Barriers to transformation
The main ideas expressed by the IAASTD research team are now more mainstream and accepted. Still, little change is perceived on a global scale. Why is that? What hinders food system transformation? Benedikt suggests there may be a few reasons.
Firstly, market mechanisms are untamed. Government has little influence on trade. Free trade is the keyword for all governments, that has become synonymous with growth and success. “As long as the food industry determines food policy, we will never have a healthy population,” says Benedikt.
Secondly, political responsibility has deteriorated. The short-term vision of politicians, merely thinking about their next election tour and always wanting to be on the front-line of various debates overshadows the essence of public office, which is about taking responsibility for responding to people’s everyday concerns.
Lastly, underlying the above points, there’s a prevalent gap between knowing and doing, even more so in our modern societies. We seem to know it all, to have the perfect solution for a more sustainable way of life, have discovered the ultimate way of growing food with little chemicals, yet we don’t implement it. “Food and agriculture are global issues, if we open up our minds to how food is generated and valued (or not) it would open our own consciousness and willingness to make changes,” explains Benedikt.
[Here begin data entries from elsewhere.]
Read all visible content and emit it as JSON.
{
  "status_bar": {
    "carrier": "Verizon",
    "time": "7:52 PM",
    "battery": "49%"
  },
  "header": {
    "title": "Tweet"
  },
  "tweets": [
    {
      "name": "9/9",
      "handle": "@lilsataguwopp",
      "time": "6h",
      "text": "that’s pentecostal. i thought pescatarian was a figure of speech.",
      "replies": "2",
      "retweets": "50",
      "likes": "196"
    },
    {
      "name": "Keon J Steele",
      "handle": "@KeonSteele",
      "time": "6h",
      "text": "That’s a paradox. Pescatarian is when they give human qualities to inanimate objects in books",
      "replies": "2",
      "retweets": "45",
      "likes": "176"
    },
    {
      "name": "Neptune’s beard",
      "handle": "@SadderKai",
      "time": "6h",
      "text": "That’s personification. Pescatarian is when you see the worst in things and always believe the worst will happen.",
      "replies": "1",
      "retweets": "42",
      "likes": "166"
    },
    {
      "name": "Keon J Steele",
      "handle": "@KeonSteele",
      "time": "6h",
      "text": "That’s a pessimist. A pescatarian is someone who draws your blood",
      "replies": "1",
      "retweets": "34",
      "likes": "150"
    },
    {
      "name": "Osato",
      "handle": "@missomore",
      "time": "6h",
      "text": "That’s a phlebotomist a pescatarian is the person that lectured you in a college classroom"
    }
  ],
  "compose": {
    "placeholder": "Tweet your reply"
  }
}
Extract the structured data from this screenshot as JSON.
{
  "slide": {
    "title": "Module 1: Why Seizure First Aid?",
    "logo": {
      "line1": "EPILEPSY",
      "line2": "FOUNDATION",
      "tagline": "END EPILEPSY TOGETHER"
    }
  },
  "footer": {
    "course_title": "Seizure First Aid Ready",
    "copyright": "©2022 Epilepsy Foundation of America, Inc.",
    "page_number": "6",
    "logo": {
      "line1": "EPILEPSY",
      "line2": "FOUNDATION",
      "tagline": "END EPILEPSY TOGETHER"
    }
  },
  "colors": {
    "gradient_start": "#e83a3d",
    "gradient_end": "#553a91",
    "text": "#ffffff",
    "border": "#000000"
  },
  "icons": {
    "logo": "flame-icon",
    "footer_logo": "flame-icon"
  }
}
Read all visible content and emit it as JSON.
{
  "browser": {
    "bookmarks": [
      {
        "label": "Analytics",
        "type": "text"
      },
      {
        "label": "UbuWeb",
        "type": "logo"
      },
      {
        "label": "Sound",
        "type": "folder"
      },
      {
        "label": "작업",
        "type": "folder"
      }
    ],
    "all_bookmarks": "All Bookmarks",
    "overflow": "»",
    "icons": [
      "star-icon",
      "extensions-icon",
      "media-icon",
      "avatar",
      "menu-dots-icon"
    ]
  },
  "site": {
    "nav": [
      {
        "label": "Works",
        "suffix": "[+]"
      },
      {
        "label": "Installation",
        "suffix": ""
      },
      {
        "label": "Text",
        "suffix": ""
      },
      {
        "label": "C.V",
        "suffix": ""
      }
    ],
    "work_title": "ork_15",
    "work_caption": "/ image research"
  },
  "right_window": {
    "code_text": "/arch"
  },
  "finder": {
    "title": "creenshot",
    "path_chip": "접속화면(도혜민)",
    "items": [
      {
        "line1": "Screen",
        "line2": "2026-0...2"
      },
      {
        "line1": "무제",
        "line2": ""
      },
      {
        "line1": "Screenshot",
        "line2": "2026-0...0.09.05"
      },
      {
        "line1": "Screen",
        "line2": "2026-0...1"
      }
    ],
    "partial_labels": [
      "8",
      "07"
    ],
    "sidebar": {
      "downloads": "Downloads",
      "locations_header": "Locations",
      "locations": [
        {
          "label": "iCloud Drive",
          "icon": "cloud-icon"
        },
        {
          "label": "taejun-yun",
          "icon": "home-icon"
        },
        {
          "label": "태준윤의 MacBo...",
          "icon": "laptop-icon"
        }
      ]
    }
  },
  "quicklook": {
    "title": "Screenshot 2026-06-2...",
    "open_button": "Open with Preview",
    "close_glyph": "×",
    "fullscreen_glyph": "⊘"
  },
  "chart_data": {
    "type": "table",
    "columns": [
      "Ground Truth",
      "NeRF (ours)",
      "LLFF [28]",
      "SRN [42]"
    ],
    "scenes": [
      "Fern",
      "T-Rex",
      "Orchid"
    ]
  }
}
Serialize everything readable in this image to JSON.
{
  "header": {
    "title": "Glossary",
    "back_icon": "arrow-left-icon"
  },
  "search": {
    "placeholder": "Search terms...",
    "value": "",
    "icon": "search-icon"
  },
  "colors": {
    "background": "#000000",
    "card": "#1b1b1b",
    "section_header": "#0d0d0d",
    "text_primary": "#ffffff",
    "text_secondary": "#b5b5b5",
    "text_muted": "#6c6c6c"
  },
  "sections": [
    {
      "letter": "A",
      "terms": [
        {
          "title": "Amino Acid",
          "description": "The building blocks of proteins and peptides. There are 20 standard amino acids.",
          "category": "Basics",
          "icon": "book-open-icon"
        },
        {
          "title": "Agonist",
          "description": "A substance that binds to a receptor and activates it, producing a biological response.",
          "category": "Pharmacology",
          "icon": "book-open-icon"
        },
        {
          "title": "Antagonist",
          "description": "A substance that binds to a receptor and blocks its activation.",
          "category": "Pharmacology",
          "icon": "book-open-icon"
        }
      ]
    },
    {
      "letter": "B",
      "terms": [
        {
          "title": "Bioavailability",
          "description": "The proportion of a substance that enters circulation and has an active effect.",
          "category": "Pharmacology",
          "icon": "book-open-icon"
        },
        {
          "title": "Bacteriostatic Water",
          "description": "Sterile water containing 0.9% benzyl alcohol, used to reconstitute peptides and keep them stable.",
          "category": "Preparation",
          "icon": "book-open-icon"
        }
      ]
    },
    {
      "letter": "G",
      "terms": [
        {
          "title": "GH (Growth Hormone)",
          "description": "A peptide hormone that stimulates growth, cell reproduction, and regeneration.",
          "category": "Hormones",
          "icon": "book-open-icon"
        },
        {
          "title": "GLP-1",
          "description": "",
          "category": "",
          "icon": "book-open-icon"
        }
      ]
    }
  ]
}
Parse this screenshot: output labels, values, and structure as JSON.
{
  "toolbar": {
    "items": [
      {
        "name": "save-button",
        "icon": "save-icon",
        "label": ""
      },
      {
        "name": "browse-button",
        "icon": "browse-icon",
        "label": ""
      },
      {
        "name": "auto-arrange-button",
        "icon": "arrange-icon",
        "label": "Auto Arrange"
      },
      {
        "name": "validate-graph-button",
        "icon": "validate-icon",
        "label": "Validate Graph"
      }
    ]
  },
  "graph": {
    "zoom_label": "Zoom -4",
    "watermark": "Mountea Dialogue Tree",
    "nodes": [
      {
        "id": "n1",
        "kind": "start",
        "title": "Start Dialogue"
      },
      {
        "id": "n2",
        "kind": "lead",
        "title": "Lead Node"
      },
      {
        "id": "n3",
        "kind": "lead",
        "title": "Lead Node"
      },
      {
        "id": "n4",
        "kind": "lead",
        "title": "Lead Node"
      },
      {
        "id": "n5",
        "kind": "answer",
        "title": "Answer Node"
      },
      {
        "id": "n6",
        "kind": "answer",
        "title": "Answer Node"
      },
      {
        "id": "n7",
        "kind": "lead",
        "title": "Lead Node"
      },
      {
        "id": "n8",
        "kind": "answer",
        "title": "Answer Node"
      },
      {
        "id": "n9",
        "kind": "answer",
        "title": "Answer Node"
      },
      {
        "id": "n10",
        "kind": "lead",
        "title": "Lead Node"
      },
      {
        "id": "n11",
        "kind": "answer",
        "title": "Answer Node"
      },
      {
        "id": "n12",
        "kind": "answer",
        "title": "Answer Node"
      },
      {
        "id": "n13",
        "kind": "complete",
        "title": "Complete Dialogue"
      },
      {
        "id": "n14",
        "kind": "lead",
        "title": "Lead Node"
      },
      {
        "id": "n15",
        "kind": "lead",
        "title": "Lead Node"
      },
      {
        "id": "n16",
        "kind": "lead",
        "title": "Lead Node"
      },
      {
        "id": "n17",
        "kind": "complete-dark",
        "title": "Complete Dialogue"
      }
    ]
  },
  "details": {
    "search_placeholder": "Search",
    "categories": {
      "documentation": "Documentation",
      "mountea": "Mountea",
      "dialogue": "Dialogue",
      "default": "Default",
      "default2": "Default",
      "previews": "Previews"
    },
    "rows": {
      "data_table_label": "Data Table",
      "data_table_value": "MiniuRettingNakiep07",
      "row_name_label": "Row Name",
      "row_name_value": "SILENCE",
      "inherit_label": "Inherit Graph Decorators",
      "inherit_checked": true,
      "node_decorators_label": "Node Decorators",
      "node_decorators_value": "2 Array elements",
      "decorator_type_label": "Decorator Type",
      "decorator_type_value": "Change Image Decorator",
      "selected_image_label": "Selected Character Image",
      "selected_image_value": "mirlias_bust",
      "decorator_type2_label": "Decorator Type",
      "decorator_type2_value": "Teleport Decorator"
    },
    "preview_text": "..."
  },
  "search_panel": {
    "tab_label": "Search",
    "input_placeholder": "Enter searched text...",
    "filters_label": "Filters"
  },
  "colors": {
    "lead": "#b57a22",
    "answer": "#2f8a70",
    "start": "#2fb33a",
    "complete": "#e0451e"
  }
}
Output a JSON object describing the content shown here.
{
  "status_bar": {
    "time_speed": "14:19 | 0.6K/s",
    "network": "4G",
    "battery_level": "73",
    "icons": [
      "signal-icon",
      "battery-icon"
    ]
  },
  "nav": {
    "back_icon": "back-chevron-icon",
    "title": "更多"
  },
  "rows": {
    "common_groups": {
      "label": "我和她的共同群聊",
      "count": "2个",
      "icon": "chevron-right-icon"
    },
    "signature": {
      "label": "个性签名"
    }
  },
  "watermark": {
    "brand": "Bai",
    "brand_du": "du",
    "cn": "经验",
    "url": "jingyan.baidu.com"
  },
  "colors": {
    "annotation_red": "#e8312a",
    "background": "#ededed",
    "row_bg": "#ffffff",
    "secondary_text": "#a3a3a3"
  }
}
The demand for a transformation of food systems is strong and voices from citizens and consumers sound louder. In Germany for example, organic supermarkets toil in order to meet the growing demand of conscious consumers. Another example of the call for a transformation of food systems is the yearly Wir haben es satt (“We are fed up”) rally that brings together farmers, NGOs, consumers and politicians in the streets of Berlin, demanding higher responsibility and a quicker transition to sustainable practices along the entire food value chain. The effects of the COVID-19 pandemic have strengthened the trend of conscious consumption, and many started to buy more from the local farmers.
Education and awareness are a step forward, but teaching children about food shouldn’t just be about consumption: “education should lead to re-connection“, as Benedikt formulates it. Food production should be seen as a means to reconnect with the soil, with the plants, with the very beginning of the journey of any food item. Only after understanding the importance of earthworms, pollinators, air and water quality can one pay full attention to food and life choices and make them more sustainable.
Chemical-free agriculture demands education and knowledge from the farmers as well: “When you give up chemical pesticides: you will need to handle pests in a different way. Farmers need advanced knowledge to handle the diversity and the complexity of weeds, fungi and other factors influencing the growth of a crop,” says Benedikt. This in turn would increase their ownership and pride of their work.
A global vision with a local understanding of how we interact and connect with nature will be an asset to food systems transformation and enable a paradigm shift not only on our minds, but also in our daily lives. Politics must take this task seriously and respond to the growing demand for more sustainable food systems.
Reporting by Magdalena Knobel, communications intern at SIANI. She is currently doing a Master’s degree in Sustainable Food Systems programme at the Swedish University of Agricultural Sciences, SLU.